**TASK PROMPT**: Return the full listing below, unchanged.

**DATA EXTRACTS**:
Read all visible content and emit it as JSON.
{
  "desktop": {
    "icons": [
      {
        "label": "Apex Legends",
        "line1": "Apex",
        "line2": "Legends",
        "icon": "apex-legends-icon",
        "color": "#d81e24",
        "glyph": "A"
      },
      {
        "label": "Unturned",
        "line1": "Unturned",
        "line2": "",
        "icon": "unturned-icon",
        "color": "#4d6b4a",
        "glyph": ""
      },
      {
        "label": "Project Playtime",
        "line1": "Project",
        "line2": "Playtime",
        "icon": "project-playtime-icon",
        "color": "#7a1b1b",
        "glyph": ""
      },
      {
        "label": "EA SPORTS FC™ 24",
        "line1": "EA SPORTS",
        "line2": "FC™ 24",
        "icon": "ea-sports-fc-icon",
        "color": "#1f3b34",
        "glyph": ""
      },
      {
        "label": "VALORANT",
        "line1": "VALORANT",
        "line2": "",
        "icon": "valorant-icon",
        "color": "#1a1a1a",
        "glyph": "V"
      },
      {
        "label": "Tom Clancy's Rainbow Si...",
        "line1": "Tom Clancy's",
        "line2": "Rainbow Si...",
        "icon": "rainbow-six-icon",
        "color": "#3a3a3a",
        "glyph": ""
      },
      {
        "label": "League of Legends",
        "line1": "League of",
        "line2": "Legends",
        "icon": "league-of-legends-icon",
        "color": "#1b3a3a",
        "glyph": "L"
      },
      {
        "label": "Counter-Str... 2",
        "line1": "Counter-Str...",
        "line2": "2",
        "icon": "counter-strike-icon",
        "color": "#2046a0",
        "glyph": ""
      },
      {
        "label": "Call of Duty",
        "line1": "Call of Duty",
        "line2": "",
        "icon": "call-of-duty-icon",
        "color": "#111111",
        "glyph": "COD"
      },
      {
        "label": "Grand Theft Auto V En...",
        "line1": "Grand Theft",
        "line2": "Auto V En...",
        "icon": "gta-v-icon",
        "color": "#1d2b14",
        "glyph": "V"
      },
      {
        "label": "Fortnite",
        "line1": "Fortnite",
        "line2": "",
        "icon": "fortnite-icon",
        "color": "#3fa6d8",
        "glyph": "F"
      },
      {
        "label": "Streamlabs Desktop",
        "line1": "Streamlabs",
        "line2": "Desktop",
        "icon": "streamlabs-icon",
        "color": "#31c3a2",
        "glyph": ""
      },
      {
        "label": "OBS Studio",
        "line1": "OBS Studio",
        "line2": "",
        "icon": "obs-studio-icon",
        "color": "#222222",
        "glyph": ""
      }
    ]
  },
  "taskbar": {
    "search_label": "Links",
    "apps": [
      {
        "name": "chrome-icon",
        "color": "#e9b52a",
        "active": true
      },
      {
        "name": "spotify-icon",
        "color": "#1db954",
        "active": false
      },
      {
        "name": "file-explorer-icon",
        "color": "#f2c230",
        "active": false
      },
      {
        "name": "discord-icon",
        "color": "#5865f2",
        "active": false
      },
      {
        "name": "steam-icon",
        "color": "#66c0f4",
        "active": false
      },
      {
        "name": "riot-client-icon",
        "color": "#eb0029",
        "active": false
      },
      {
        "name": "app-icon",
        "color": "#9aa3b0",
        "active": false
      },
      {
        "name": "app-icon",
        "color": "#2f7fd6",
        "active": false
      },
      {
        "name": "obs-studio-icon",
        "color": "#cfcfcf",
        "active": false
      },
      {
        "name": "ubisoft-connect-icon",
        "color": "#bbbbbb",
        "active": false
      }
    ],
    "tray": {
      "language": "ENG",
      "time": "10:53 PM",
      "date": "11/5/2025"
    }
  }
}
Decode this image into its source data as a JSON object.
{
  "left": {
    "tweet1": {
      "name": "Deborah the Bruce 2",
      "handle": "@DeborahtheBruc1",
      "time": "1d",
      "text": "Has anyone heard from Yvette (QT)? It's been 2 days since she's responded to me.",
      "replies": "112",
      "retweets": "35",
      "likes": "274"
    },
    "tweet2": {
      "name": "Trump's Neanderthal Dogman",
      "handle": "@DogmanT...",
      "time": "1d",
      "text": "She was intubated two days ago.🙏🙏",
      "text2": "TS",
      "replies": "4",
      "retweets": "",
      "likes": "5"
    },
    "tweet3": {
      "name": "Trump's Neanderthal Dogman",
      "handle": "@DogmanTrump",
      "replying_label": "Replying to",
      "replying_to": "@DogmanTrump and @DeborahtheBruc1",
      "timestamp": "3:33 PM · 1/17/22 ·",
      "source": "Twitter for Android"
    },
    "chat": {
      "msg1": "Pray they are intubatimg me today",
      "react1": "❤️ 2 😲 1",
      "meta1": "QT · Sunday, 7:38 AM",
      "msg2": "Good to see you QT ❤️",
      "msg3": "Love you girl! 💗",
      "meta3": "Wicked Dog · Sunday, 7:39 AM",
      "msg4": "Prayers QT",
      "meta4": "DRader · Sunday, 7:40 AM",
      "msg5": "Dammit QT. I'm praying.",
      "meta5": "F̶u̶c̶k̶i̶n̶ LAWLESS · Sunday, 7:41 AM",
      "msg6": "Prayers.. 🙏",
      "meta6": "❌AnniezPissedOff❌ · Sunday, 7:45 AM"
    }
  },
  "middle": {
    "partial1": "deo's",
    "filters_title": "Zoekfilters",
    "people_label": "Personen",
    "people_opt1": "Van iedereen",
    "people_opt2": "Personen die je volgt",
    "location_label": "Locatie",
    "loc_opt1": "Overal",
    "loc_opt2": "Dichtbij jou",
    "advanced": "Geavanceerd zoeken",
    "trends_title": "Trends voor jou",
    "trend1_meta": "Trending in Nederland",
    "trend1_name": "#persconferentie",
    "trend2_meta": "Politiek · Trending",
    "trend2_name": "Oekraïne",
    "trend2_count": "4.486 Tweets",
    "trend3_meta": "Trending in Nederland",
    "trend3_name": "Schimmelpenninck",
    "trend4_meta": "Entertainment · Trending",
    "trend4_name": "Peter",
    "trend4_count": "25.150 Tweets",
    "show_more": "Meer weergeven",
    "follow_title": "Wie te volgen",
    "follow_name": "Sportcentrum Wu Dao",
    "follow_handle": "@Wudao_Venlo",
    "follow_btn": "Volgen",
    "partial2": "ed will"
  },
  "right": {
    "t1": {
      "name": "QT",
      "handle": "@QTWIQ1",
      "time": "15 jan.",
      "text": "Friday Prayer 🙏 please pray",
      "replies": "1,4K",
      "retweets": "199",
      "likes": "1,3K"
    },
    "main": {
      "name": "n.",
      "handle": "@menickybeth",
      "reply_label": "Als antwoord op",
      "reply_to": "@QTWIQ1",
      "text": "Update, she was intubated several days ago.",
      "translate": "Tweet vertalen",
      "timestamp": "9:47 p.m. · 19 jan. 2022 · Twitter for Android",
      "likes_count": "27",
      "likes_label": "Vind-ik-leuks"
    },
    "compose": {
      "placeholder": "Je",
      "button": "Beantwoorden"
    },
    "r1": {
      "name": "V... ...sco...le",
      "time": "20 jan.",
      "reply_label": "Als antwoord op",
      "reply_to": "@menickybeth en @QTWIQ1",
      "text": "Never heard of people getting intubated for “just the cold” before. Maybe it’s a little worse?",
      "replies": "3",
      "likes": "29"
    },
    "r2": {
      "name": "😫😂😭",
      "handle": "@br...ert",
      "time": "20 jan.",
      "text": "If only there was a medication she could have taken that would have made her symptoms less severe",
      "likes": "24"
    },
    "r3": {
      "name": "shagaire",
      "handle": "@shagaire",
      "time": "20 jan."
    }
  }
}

**TASK RESPONSE**:
Read all visible content and emit it as JSON.
{
  "desktop": {
    "icons": [
      {
        "label": "Apex Legends",
        "line1": "Apex",
        "line2": "Legends",
        "icon": "apex-legends-icon",
        "color": "#d81e24",
        "glyph": "A"
      },
      {
        "label": "Unturned",
        "line1": "Unturned",
        "line2": "",
        "icon": "unturned-icon",
        "color": "#4d6b4a",
        "glyph": ""
      },
      {
        "label": "Project Playtime",
        "line1": "Project",
        "line2": "Playtime",
        "icon": "project-playtime-icon",
        "color": "#7a1b1b",
        "glyph": ""
      },
      {
        "label": "EA SPORTS FC™ 24",
        "line1": "EA SPORTS",
        "line2": "FC™ 24",
        "icon": "ea-sports-fc-icon",
        "color": "#1f3b34",
        "glyph": ""
      },
      {
        "label": "VALORANT",
        "line1": "VALORANT",
        "line2": "",
        "icon": "valorant-icon",
        "color": "#1a1a1a",
        "glyph": "V"
      },
      {
        "label": "Tom Clancy's Rainbow Si...",
        "line1": "Tom Clancy's",
        "line2": "Rainbow Si...",
        "icon": "rainbow-six-icon",
        "color": "#3a3a3a",
        "glyph": ""
      },
      {
        "label": "League of Legends",
        "line1": "League of",
        "line2": "Legends",
        "icon": "league-of-legends-icon",
        "color": "#1b3a3a",
        "glyph": "L"
      },
      {
        "label": "Counter-Str... 2",
        "line1": "Counter-Str...",
        "line2": "2",
        "icon": "counter-strike-icon",
        "color": "#2046a0",
        "glyph": ""
      },
      {
        "label": "Call of Duty",
        "line1": "Call of Duty",
        "line2": "",
        "icon": "call-of-duty-icon",
        "color": "#111111",
        "glyph": "COD"
      },
      {
        "label": "Grand Theft Auto V En...",
        "line1": "Grand Theft",
        "line2": "Auto V En...",
        "icon": "gta-v-icon",
        "color": "#1d2b14",
        "glyph": "V"
      },
      {
        "label": "Fortnite",
        "line1": "Fortnite",
        "line2": "",
        "icon": "fortnite-icon",
        "color": "#3fa6d8",
        "glyph": "F"
      },
      {
        "label": "Streamlabs Desktop",
        "line1": "Streamlabs",
        "line2": "Desktop",
        "icon": "streamlabs-icon",
        "color": "#31c3a2",
        "glyph": ""
      },
      {
        "label": "OBS Studio",
        "line1": "OBS Studio",
        "line2": "",
        "icon": "obs-studio-icon",
        "color": "#222222",
        "glyph": ""
      }
    ]
  },
  "taskbar": {
    "search_label": "Links",
    "apps": [
      {
        "name": "chrome-icon",
        "color": "#e9b52a",
        "active": true
      },
      {
        "name": "spotify-icon",
        "color": "#1db954",
        "active": false
      },
      {
        "name": "file-explorer-icon",
        "color": "#f2c230",
        "active": false
      },
      {
        "name": "discord-icon",
        "color": "#5865f2",
        "active": false
      },
      {
        "name": "steam-icon",
        "color": "#66c0f4",
        "active": false
      },
      {
        "name": "riot-client-icon",
        "color": "#eb0029",
        "active": false
      },
      {
        "name": "app-icon",
        "color": "#9aa3b0",
        "active": false
      },
      {
        "name": "app-icon",
        "color": "#2f7fd6",
        "active": false
      },
      {
        "name": "obs-studio-icon",
        "color": "#cfcfcf",
        "active": false
      },
      {
        "name": "ubisoft-connect-icon",
        "color": "#bbbbbb",
        "active": false
      }
    ],
    "tray": {
      "language": "ENG",
      "time": "10:53 PM",
      "date": "11/5/2025"
    }
  }
}
Decode this image into its source data as a JSON object.
{
  "left": {
    "tweet1": {
      "name": "Deborah the Bruce 2",
      "handle": "@DeborahtheBruc1",
      "time": "1d",
      "text": "Has anyone heard from Yvette (QT)? It's been 2 days since she's responded to me.",
      "replies": "112",
      "retweets": "35",
      "likes": "274"
    },
    "tweet2": {
      "name": "Trump's Neanderthal Dogman",
      "handle": "@DogmanT...",
      "time": "1d",
      "text": "She was intubated two days ago.🙏🙏",
      "text2": "TS",
      "replies": "4",
      "retweets": "",
      "likes": "5"
    },
    "tweet3": {
      "name": "Trump's Neanderthal Dogman",
      "handle": "@DogmanTrump",
      "replying_label": "Replying to",
      "replying_to": "@DogmanTrump and @DeborahtheBruc1",
      "timestamp": "3:33 PM · 1/17/22 ·",
      "source": "Twitter for Android"
    },
    "chat": {
      "msg1": "Pray they are intubatimg me today",
      "react1": "❤️ 2 😲 1",
      "meta1": "QT · Sunday, 7:38 AM",
      "msg2": "Good to see you QT ❤️",
      "msg3": "Love you girl! 💗",
      "meta3": "Wicked Dog · Sunday, 7:39 AM",
      "msg4": "Prayers QT",
      "meta4": "DRader · Sunday, 7:40 AM",
      "msg5": "Dammit QT. I'm praying.",
      "meta5": "F̶u̶c̶k̶i̶n̶ LAWLESS · Sunday, 7:41 AM",
      "msg6": "Prayers.. 🙏",
      "meta6": "❌AnniezPissedOff❌ · Sunday, 7:45 AM"
    }
  },
  "middle": {
    "partial1": "deo's",
    "filters_title": "Zoekfilters",
    "people_label": "Personen",
    "people_opt1": "Van iedereen",
    "people_opt2": "Personen die je volgt",
    "location_label": "Locatie",
    "loc_opt1": "Overal",
    "loc_opt2": "Dichtbij jou",
    "advanced": "Geavanceerd zoeken",
    "trends_title": "Trends voor jou",
    "trend1_meta": "Trending in Nederland",
    "trend1_name": "#persconferentie",
    "trend2_meta": "Politiek · Trending",
    "trend2_name": "Oekraïne",
    "trend2_count": "4.486 Tweets",
    "trend3_meta": "Trending in Nederland",
    "trend3_name": "Schimmelpenninck",
    "trend4_meta": "Entertainment · Trending",
    "trend4_name": "Peter",
    "trend4_count": "25.150 Tweets",
    "show_more": "Meer weergeven",
    "follow_title": "Wie te volgen",
    "follow_name": "Sportcentrum Wu Dao",
    "follow_handle": "@Wudao_Venlo",
    "follow_btn": "Volgen",
    "partial2": "ed will"
  },
  "right": {
    "t1": {
      "name": "QT",
      "handle": "@QTWIQ1",
      "time": "15 jan.",
      "text": "Friday Prayer 🙏 please pray",
      "replies": "1,4K",
      "retweets": "199",
      "likes": "1,3K"
    },
    "main": {
      "name": "n.",
      "handle": "@menickybeth",
      "reply_label": "Als antwoord op",
      "reply_to": "@QTWIQ1",
      "text": "Update, she was intubated several days ago.",
      "translate": "Tweet vertalen",
      "timestamp": "9:47 p.m. · 19 jan. 2022 · Twitter for Android",
      "likes_count": "27",
      "likes_label": "Vind-ik-leuks"
    },
    "compose": {
      "placeholder": "Je",
      "button": "Beantwoorden"
    },
    "r1": {
      "name": "V... ...sco...le",
      "time": "20 jan.",
      "reply_label": "Als antwoord op",
      "reply_to": "@menickybeth en @QTWIQ1",
      "text": "Never heard of people getting intubated for “just the cold” before. Maybe it’s a little worse?",
      "replies": "3",
      "likes": "29"
    },
    "r2": {
      "name": "😫😂😭",
      "handle": "@br...ert",
      "time": "20 jan.",
      "text": "If only there was a medication she could have taken that would have made her symptoms less severe",
      "likes": "24"
    },
    "r3": {
      "name": "shagaire",
      "handle": "@shagaire",
      "time": "20 jan."
    }
  }
}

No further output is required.